This year more than in the past I stepped out of my comfort zone and did things I may not have done in the past and it has been wonderful! It's been a good lesson to me that risk brings with it growth, new experiences and new friends.

I've also learned a lot about my own family history in the process of writing the posts for this blog. Below are the top visited posts for 2014.

TOP 10 POSTS FOR 2014 

1.  From Murder Scene to Picnic Spot . As I looked at a horrific incident in an ancestor’s life, I was surprised to learn what this site looks like today and how it is used.

2.  Walking theSunken Road.   My trip to Virginia allowed me to visit many Civil War sites. Here I share my experience as I walked on the site where an ancestor had fought.  

3.  For the Love of Tula.  Thanks to several photos in my grandma’s little suitcase, I decided to step into Tula’s world where I learned about my great grandmother’s little sister.

4.  Tula’s First Child’s Casket.  These simple words on the back of the photo compelled me to take time to find the story and learn which of Tula's children lay within. 

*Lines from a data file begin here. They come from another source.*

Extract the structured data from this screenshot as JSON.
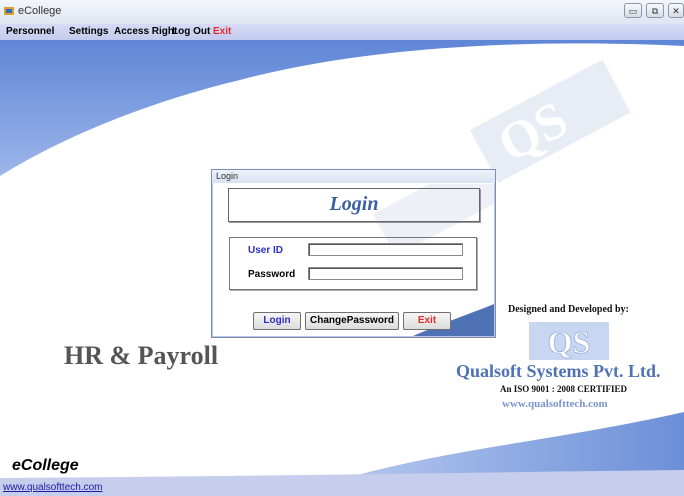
{
  "window": {
    "title": "eCollege"
  },
  "menu": {
    "items": [
      "Personnel",
      "Settings",
      "Access Right",
      "Log Out"
    ],
    "exit": "Exit"
  },
  "login_dialog": {
    "title": "Login",
    "heading": "Login",
    "user_id_label": "User ID",
    "user_id_value": "",
    "password_label": "Password",
    "password_value": "",
    "buttons": {
      "login": "Login",
      "change_password": "ChangePassword",
      "exit": "Exit"
    }
  },
  "branding": {
    "product": "HR & Payroll",
    "designed_by": "Designed and Developed by:",
    "logo_text": "QS",
    "company": "Qualsoft Systems Pvt. Ltd.",
    "certification": "An ISO 9001 : 2008 CERTIFIED",
    "website": "www.qualsofttech.com",
    "app_name": "eCollege"
  },
  "statusbar": {
    "link": "www.qualsofttech.com"
  },
  "colors": {
    "accent_blue": "#4e72b3",
    "menu_bg": "#c7cdec",
    "exit_red": "#e32b2b"
  }
}
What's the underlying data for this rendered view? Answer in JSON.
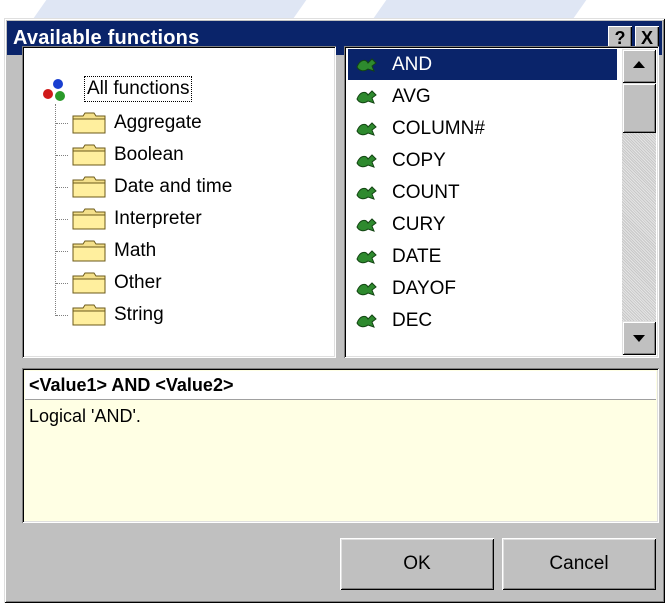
{
  "window": {
    "title": "Available functions",
    "help_button": "?",
    "close_button": "X"
  },
  "categories": {
    "root": "All functions",
    "items": [
      "Aggregate",
      "Boolean",
      "Date and time",
      "Interpreter",
      "Math",
      "Other",
      "String"
    ]
  },
  "functions": {
    "selected": "AND",
    "items": [
      "AND",
      "AVG",
      "COLUMN#",
      "COPY",
      "COUNT",
      "CURY",
      "DATE",
      "DAYOF",
      "DEC"
    ]
  },
  "description": {
    "signature": "<Value1> AND <Value2>",
    "text": "Logical 'AND'."
  },
  "buttons": {
    "ok": "OK",
    "cancel": "Cancel"
  },
  "colors": {
    "titlebar": "#0a246a",
    "dialog_face": "#c0c0c0",
    "selection": "#0a246a",
    "description_background": "#ffffe4"
  }
}
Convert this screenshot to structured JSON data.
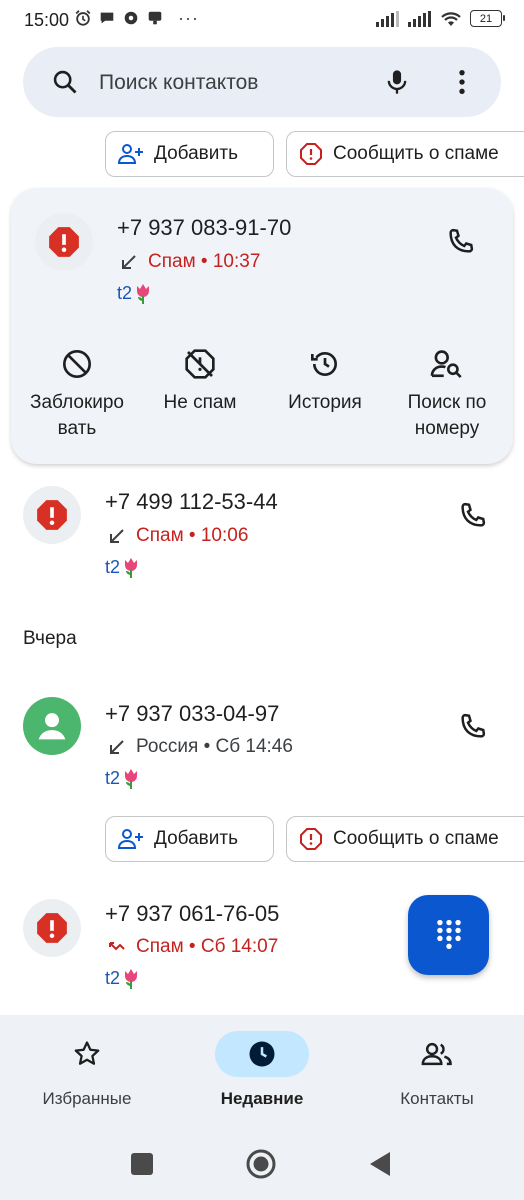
{
  "status_bar": {
    "time": "15:00",
    "battery": "21",
    "more": "···"
  },
  "search": {
    "placeholder": "Поиск контактов",
    "icons": [
      "search-icon",
      "mic-icon",
      "more-vert-icon"
    ]
  },
  "chips": {
    "add_label": "Добавить",
    "report_label": "Сообщить о спаме"
  },
  "calls": [
    {
      "number": "+7 937 083-91-70",
      "status": "Спам • 10:37",
      "carrier": "t2",
      "type": "spam",
      "direction": "incoming"
    },
    {
      "number": "+7 499 112-53-44",
      "status": "Спам • 10:06",
      "carrier": "t2",
      "type": "spam",
      "direction": "incoming"
    },
    {
      "number": "+7 937 033-04-97",
      "status": "Россия • Сб 14:46",
      "carrier": "t2",
      "type": "contact",
      "direction": "incoming"
    },
    {
      "number": "+7 937 061-76-05",
      "status": "Спам • Сб 14:07",
      "carrier": "t2",
      "type": "spam",
      "direction": "missed"
    }
  ],
  "actions": {
    "block_line1": "Заблокиро",
    "block_line2": "вать",
    "not_spam": "Не спам",
    "history": "История",
    "lookup_line1": "Поиск по",
    "lookup_line2": "номеру"
  },
  "section_yesterday": "Вчера",
  "nav": {
    "favorites": "Избранные",
    "recents": "Недавние",
    "contacts": "Контакты",
    "active": "recents"
  },
  "colors": {
    "spam_red": "#c5221f",
    "accent_blue": "#0b57d0",
    "carrier_blue": "#1a56b8",
    "active_pill": "#c2e7ff",
    "card_bg": "#f0f4f9"
  }
}
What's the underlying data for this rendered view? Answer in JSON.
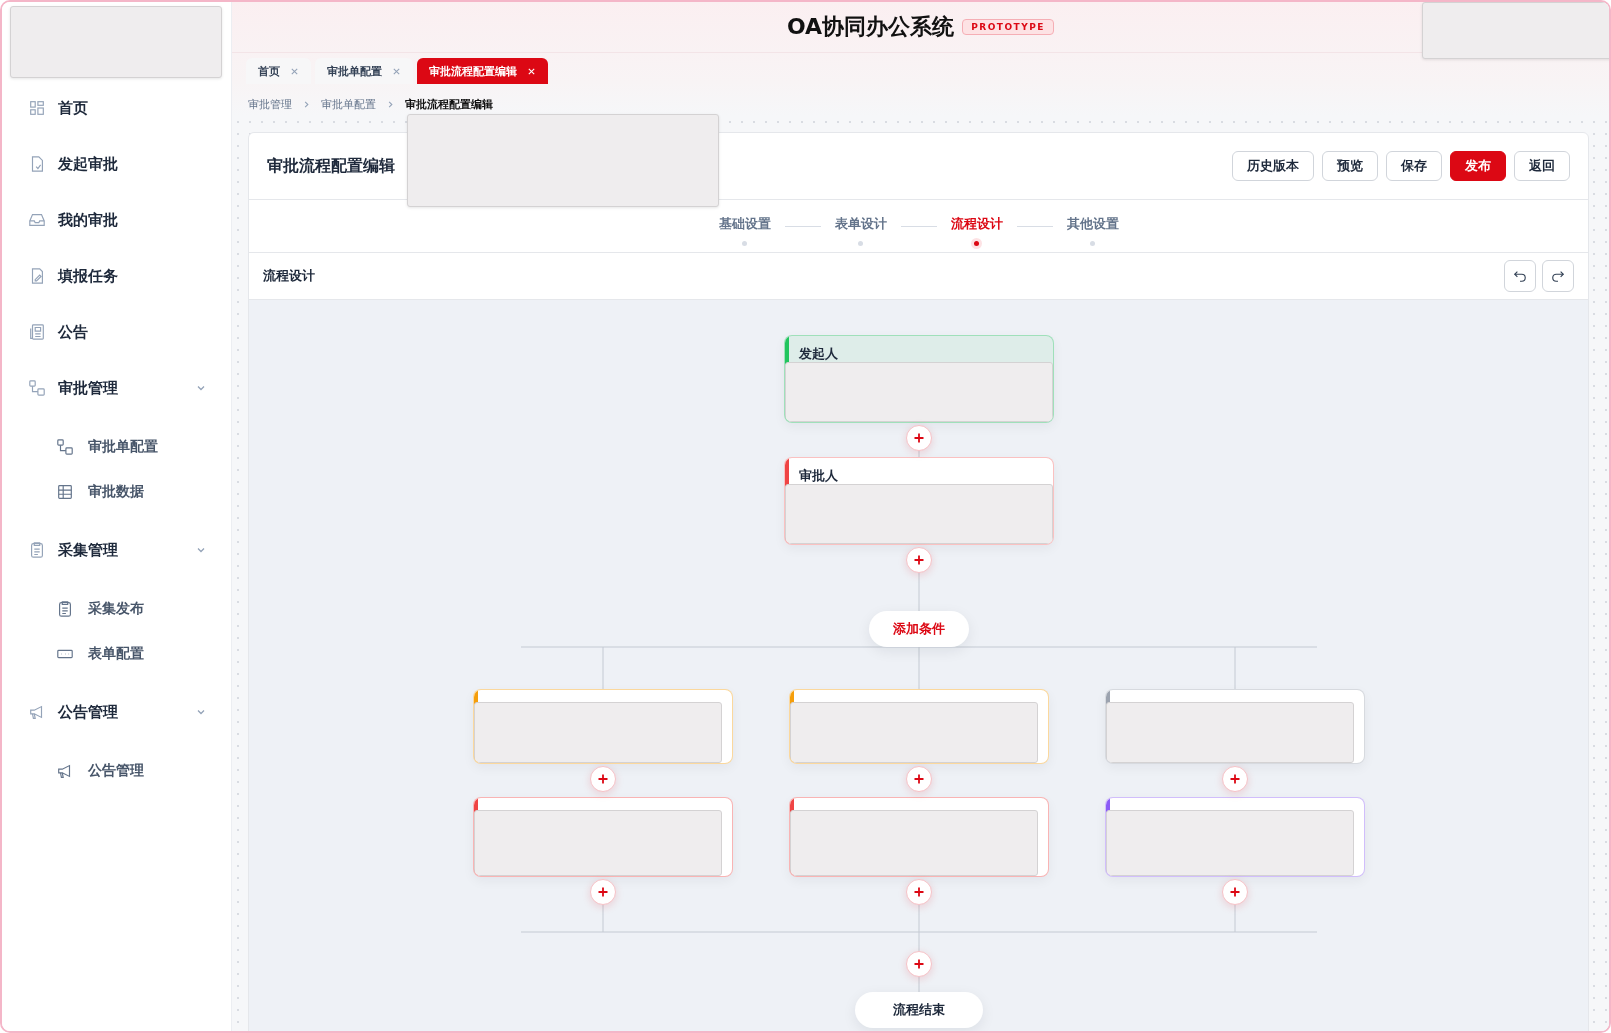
{
  "header": {
    "title": "OA协同办公系统",
    "badge": "PROTOTYPE"
  },
  "sidebar": {
    "items": [
      {
        "label": "首页",
        "selected": false
      },
      {
        "label": "发起审批",
        "selected": false
      },
      {
        "label": "我的审批",
        "selected": false
      },
      {
        "label": "填报任务",
        "selected": false
      },
      {
        "label": "公告",
        "selected": false
      },
      {
        "label": "审批管理",
        "expanded": true,
        "children": [
          {
            "label": "审批单配置",
            "selected": false
          },
          {
            "label": "审批数据",
            "selected": false
          }
        ]
      },
      {
        "label": "采集管理",
        "expanded": true,
        "children": [
          {
            "label": "采集发布",
            "selected": false
          },
          {
            "label": "表单配置",
            "selected": false
          }
        ]
      },
      {
        "label": "公告管理",
        "expanded": true,
        "children": [
          {
            "label": "公告管理",
            "selected": false
          }
        ]
      }
    ]
  },
  "tabs": [
    {
      "label": "首页",
      "selected": false
    },
    {
      "label": "审批单配置",
      "selected": false
    },
    {
      "label": "审批流程配置编辑",
      "selected": true
    }
  ],
  "breadcrumb": [
    "审批管理",
    "审批单配置",
    "审批流程配置编辑"
  ],
  "page": {
    "title": "审批流程配置编辑",
    "buttons": [
      {
        "label": "历史版本",
        "kind": "default"
      },
      {
        "label": "预览",
        "kind": "default"
      },
      {
        "label": "保存",
        "kind": "default"
      },
      {
        "label": "发布",
        "kind": "primary"
      },
      {
        "label": "返回",
        "kind": "default"
      }
    ],
    "steps": [
      {
        "label": "基础设置",
        "selected": false
      },
      {
        "label": "表单设计",
        "selected": false
      },
      {
        "label": "流程设计",
        "selected": true
      },
      {
        "label": "其他设置",
        "selected": false
      }
    ],
    "section_title": "流程设计"
  },
  "flow": {
    "nodes": [
      {
        "title": "发起人",
        "color": "#22c55e"
      },
      {
        "title": "审批人",
        "color": "#ef4444"
      }
    ],
    "add_condition": "添加条件",
    "branches": [
      {
        "nodes": [
          {
            "color": "#f59e0b"
          },
          {
            "color": "#ef4444"
          }
        ]
      },
      {
        "nodes": [
          {
            "color": "#f59e0b"
          },
          {
            "color": "#ef4444"
          }
        ]
      },
      {
        "nodes": [
          {
            "color": "#9ca3af"
          },
          {
            "color": "#8b5cf6"
          }
        ]
      }
    ],
    "end": "流程结束"
  }
}
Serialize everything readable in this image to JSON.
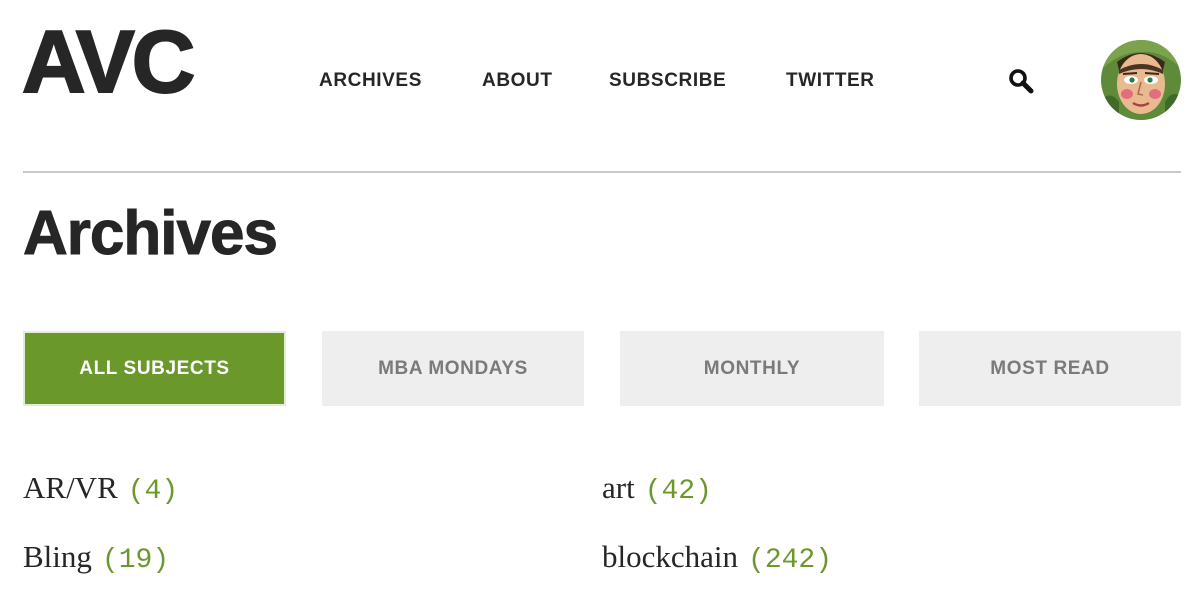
{
  "header": {
    "logo_text": "AVC",
    "nav": [
      {
        "label": "ARCHIVES"
      },
      {
        "label": "ABOUT"
      },
      {
        "label": "SUBSCRIBE"
      },
      {
        "label": "TWITTER"
      }
    ],
    "search_icon": "search-icon",
    "avatar_icon": "avatar"
  },
  "page": {
    "title": "Archives"
  },
  "tabs": [
    {
      "label": "ALL SUBJECTS",
      "active": true
    },
    {
      "label": "MBA MONDAYS",
      "active": false
    },
    {
      "label": "MONTHLY",
      "active": false
    },
    {
      "label": "MOST READ",
      "active": false
    }
  ],
  "subjects": [
    {
      "name": "AR/VR",
      "count": "(4)"
    },
    {
      "name": "art",
      "count": "(42)"
    },
    {
      "name": "Bling",
      "count": "(19)"
    },
    {
      "name": "blockchain",
      "count": "(242)"
    }
  ],
  "colors": {
    "accent": "#6b982b",
    "text": "#262626",
    "tab_inactive_bg": "#eeeeee",
    "tab_inactive_text": "#7a7a7a",
    "divider": "#c9c9c9"
  }
}
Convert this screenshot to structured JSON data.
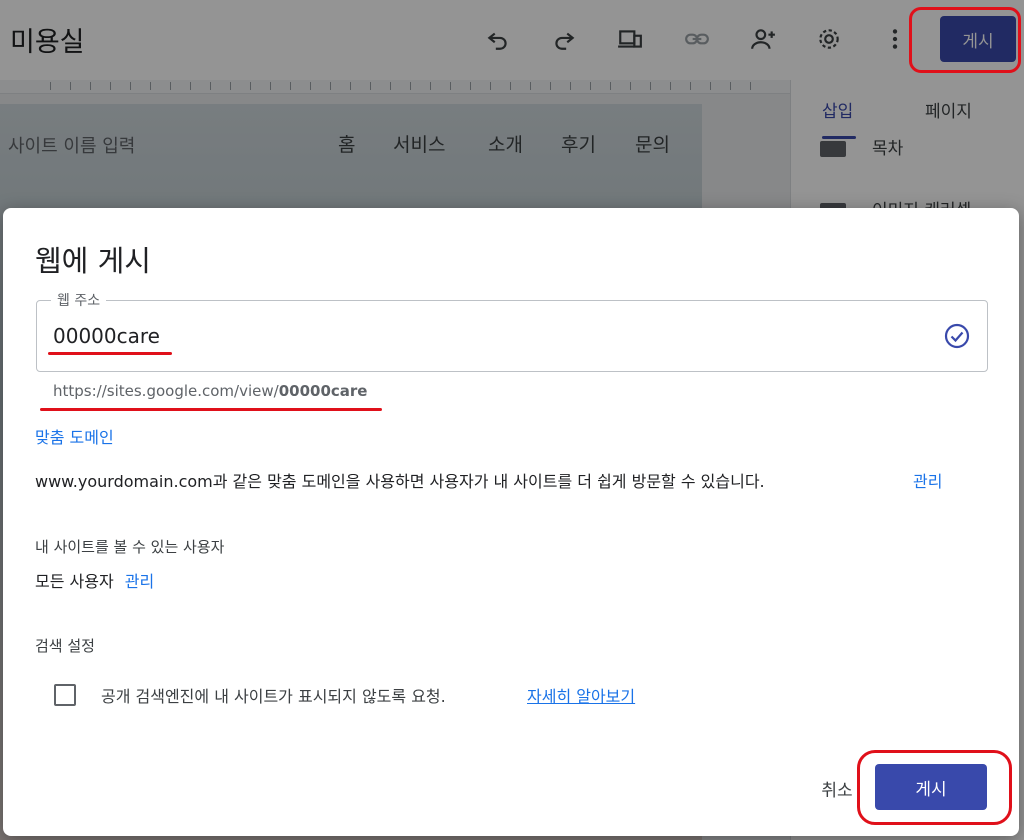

5. More Than A Number.  As I visited an unmarked grave in Richmond’s Hollywood Cemetery,  I was taken by the fact that this ancestor's entire life was represented by a simple number, when his life was so much more.

6.  Ernest’s Final Return to Oklahoma. This post tells the story of Ernest Ganus who, after leaving Oklahoma several times to seek work and life in other states, made his final return home. 

7.  A Little Bit of Heaven.  This post was inspired by a picture of my grandpa and his brother on a small raft in the middle of a pond.

8.  Three Brothers, Three Roads.  I looked at the different paths taken by three brothers who were orphaned at a young age.

9.  He Never Came Home.  This tells the story of Reuben Ayers and what came of his family following the Civil War. 

10.  Will Our Children Need Paleography? This post was inspired by the realization that many of today's school children do not learn to read or write cursive. Will they be able to read anything I leave behind? 

Here's looking towards 2015 with hopes for many more good things to come! 

Copyright © Michelle G. Taggart 2015, All rights reserved